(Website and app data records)
═══

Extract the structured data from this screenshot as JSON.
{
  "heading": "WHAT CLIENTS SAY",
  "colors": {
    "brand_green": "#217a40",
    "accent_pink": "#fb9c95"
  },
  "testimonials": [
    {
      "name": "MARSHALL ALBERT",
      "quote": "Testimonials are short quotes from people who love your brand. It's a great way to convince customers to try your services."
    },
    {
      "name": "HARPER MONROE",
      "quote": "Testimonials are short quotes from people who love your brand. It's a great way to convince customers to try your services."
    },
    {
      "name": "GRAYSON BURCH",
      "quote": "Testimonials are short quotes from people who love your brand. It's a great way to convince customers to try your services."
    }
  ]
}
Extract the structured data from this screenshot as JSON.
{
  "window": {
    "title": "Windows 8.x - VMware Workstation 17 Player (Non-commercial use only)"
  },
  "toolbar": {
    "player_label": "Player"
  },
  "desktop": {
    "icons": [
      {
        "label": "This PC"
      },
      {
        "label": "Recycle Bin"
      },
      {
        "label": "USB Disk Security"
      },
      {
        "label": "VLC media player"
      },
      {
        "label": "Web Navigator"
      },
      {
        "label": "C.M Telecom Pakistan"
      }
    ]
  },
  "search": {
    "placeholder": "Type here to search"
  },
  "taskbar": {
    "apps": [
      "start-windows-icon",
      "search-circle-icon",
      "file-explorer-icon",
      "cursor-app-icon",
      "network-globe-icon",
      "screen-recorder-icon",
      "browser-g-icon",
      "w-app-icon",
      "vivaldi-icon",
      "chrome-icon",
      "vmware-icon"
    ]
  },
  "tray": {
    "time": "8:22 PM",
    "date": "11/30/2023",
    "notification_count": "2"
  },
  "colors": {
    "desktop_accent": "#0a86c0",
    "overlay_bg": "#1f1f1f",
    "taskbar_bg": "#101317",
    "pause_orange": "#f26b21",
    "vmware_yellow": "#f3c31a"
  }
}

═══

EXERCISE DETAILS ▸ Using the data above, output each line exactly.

SOLUTION TO THE EXERCISE ▸
Extract the structured data from this screenshot as JSON.
{
  "heading": "WHAT CLIENTS SAY",
  "colors": {
    "brand_green": "#217a40",
    "accent_pink": "#fb9c95"
  },
  "testimonials": [
    {
      "name": "MARSHALL ALBERT",
      "quote": "Testimonials are short quotes from people who love your brand. It's a great way to convince customers to try your services."
    },
    {
      "name": "HARPER MONROE",
      "quote": "Testimonials are short quotes from people who love your brand. It's a great way to convince customers to try your services."
    },
    {
      "name": "GRAYSON BURCH",
      "quote": "Testimonials are short quotes from people who love your brand. It's a great way to convince customers to try your services."
    }
  ]
}
Extract the structured data from this screenshot as JSON.
{
  "window": {
    "title": "Windows 8.x - VMware Workstation 17 Player (Non-commercial use only)"
  },
  "toolbar": {
    "player_label": "Player"
  },
  "desktop": {
    "icons": [
      {
        "label": "This PC"
      },
      {
        "label": "Recycle Bin"
      },
      {
        "label": "USB Disk Security"
      },
      {
        "label": "VLC media player"
      },
      {
        "label": "Web Navigator"
      },
      {
        "label": "C.M Telecom Pakistan"
      }
    ]
  },
  "search": {
    "placeholder": "Type here to search"
  },
  "taskbar": {
    "apps": [
      "start-windows-icon",
      "search-circle-icon",
      "file-explorer-icon",
      "cursor-app-icon",
      "network-globe-icon",
      "screen-recorder-icon",
      "browser-g-icon",
      "w-app-icon",
      "vivaldi-icon",
      "chrome-icon",
      "vmware-icon"
    ]
  },
  "tray": {
    "time": "8:22 PM",
    "date": "11/30/2023",
    "notification_count": "2"
  },
  "colors": {
    "desktop_accent": "#0a86c0",
    "overlay_bg": "#1f1f1f",
    "taskbar_bg": "#101317",
    "pause_orange": "#f26b21",
    "vmware_yellow": "#f3c31a"
  }
}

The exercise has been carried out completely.